- By Pam LeBlanc American-Statesman Staff
It took Kayleigh Williamson six hours and 23 minutes to run and walk the Austin Half Marathon last year.
The finish line had been dismantled when she got there, but race organizers put it up again. When Williamson crossed, followed by an entourage of police and trainers from a local chiropractor’s clinic, the 27-year-old flipped her hair in triumph. She had just become the first woman with Down syndrome to complete the 13.1-mile race. Someone put a medal around her neck, and later one of her coaches gave her a personalized belt buckle.
“I loved it,” Williamson says.
This year, she returns with two new goals in mind — to finish the half-marathon in less than six hours, and to encourage others with Down syndrome to get running and register for the Paramount Break a Leg 5K, part of the Feb. 18 Austin Marathon and Half Marathon slate of events.
Williamson’s coaches at RunLab, a clinic tucked inside Rogue Running, think she can reach her goals. In the past year, she shaved 40 minutes off her time at the 10-mile Run for the Water and dropped her pace from about 30 minutes per mile to 18 minutes per mile.
“My mom told me I am inspiring to other people,” Williamson, 27, said before a treadmill session at RunLab on a recent chilly day. “I run a lot. It’s hard.”
Williamson began training at RunLab in July 2016, after her mother brought her to Rogue Running to get new shoes. Chiropractor Kim Davis, founder of RunLab, which analyzes gaits and treats running-related injuries, offered to check Kayleigh’s running technique.
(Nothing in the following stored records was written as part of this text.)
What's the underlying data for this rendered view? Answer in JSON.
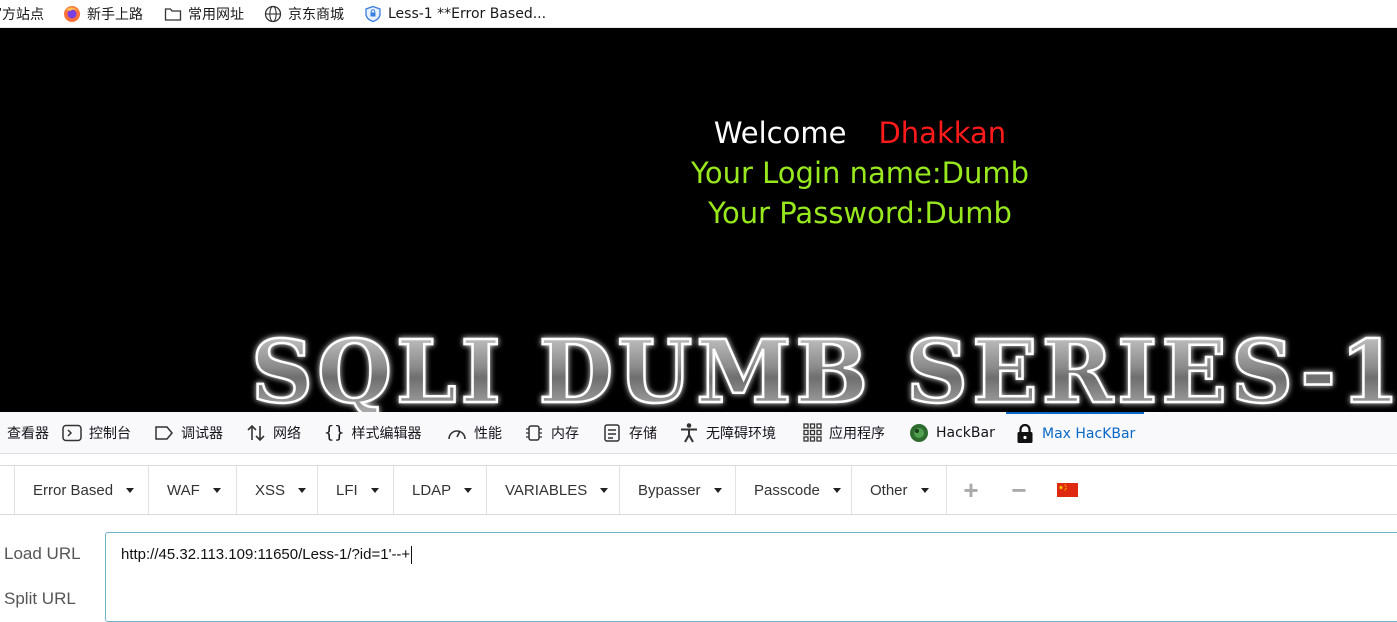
{
  "bookmarks": [
    {
      "label": "官方站点",
      "icon": "firefox-logo-icon"
    },
    {
      "label": "新手上路",
      "icon": "firefox-logo-icon"
    },
    {
      "label": "常用网址",
      "icon": "folder-icon"
    },
    {
      "label": "京东商城",
      "icon": "globe-icon"
    },
    {
      "label": "Less-1 **Error Based...",
      "icon": "shield-icon"
    }
  ],
  "page": {
    "welcome": "Welcome",
    "name": "Dhakkan",
    "login_line": "Your Login name:Dumb",
    "password_line": "Your Password:Dumb",
    "banner": "SQLI DUMB SERIES-1",
    "colors": {
      "background": "#000000",
      "welcome": "#ffffff",
      "name": "#ff1a1a",
      "info": "#98e81e"
    }
  },
  "devtools": {
    "tabs": [
      {
        "label": "查看器",
        "icon": "inspector-icon"
      },
      {
        "label": "控制台",
        "icon": "console-icon"
      },
      {
        "label": "调试器",
        "icon": "debugger-icon"
      },
      {
        "label": "网络",
        "icon": "network-icon"
      },
      {
        "label": "样式编辑器",
        "icon": "style-editor-icon"
      },
      {
        "label": "性能",
        "icon": "performance-icon"
      },
      {
        "label": "内存",
        "icon": "memory-icon"
      },
      {
        "label": "存储",
        "icon": "storage-icon"
      },
      {
        "label": "无障碍环境",
        "icon": "accessibility-icon"
      },
      {
        "label": "应用程序",
        "icon": "application-icon"
      },
      {
        "label": "HackBar",
        "icon": "hackbar-icon"
      },
      {
        "label": "Max HacKBar",
        "icon": "lock-icon"
      }
    ],
    "active_tab": "Max HacKBar",
    "accent": "#0a68c8"
  },
  "hackbar": {
    "menu": [
      "Error Based",
      "WAF",
      "XSS",
      "LFI",
      "LDAP",
      "VARIABLES",
      "Bypasser",
      "Passcode",
      "Other"
    ],
    "controls": {
      "add": "+",
      "remove": "−",
      "flag": "china-flag-icon"
    },
    "load_url_label": "Load URL",
    "split_url_label": "Split URL",
    "url_value": "http://45.32.113.109:11650/Less-1/?id=1'--+"
  }
}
“At the end of the day, mechanics are mechanics, Down syndrome or not,” Davis says.
After their visit, Davis decided she wanted to help more. She invited Williamson to train with RunLab coaches, and eventually added the athlete to the shop’s roster of elite runners. Since then, Williamson has lost about 50 pounds. Running has boosted her confidence and allowed her to connect with other runners. It has also inspired Kayleigh’s grandmother, who suffers from dementia.
“I think running is fun, and it gets you healthier and faster,” says Williamson, who also competes in basketball, bowling and swimming through the Special Olympics.
Today, Williamson runs three or four times a week and participates in core strengthening classes and weekly track workouts. She’s finished a slew of races, including the Silicon Labs Sunshine Run, Schlotzsky’s Bun Run, Zooma 5K and the Run for the Water 10-miler.
Her mother, Sandy Williamson, 51, runs alongside Kayleigh. It’s a point of pride for the single parent of a child doctors said would be lucky to walk by age 5.
“I want to quit before she wants to quit,” says Sandy Williamson, who has finished more than a dozen half-marathons herself. “She says, ‘Toughen up, buttercup.’”
That makes Kayleigh Williamson laugh.
After seeing Williamson’s success at the half-marathon, Davis decided to put together a team of nontraditional runners for the Zilker Relays last year. She drew enough interest to form three teams, and realized a community need. The Arc of the Capital Area invited Davis to join its board of directors, and Davis created Kayleigh’s Club to encourage other nontraditional runners to start exercising. Participants work on gait mechanics, strength and stability.
“I think fitness is such an empowering and important thing for people with special needs or not,” Davis says. “People with Down syndrome get pigeonholed as unable to run. We want to change that, and Kayleigh’s a great poster child.”
Brandon Ramirez, 14, who has Down syndrome, joined Kayleigh’s Club and has finished several mile-long races. On Feb. 18, he’ll run the Paramount Break a Leg 5K. It will mark his longest run to date, and he’s excited about the chance to earn a finisher medal.
“He saw our (race) medals and wanted one,” says his mother, Adriana Ramirez, 38, who is also a runner. “He wants to be as fast as everyone else.”
That’s the kind of motivation Kayleigh’s mother hopes her daughter can provide.
“What’s really cool is the running community as a whole and how our kids have just been brought into it,” Sandy Williamson says. “The people we’ve met, the friends we’ve made, the support on the course — it’s been amazing.”
It reminds Sandy Williamson of a young woman with Down syndrome she saw on the side of the road when she ran the 3M Half Marathon several years ago. “I thought, ‘Why does she have to be on the sideline?’”
It turns out she doesn’t.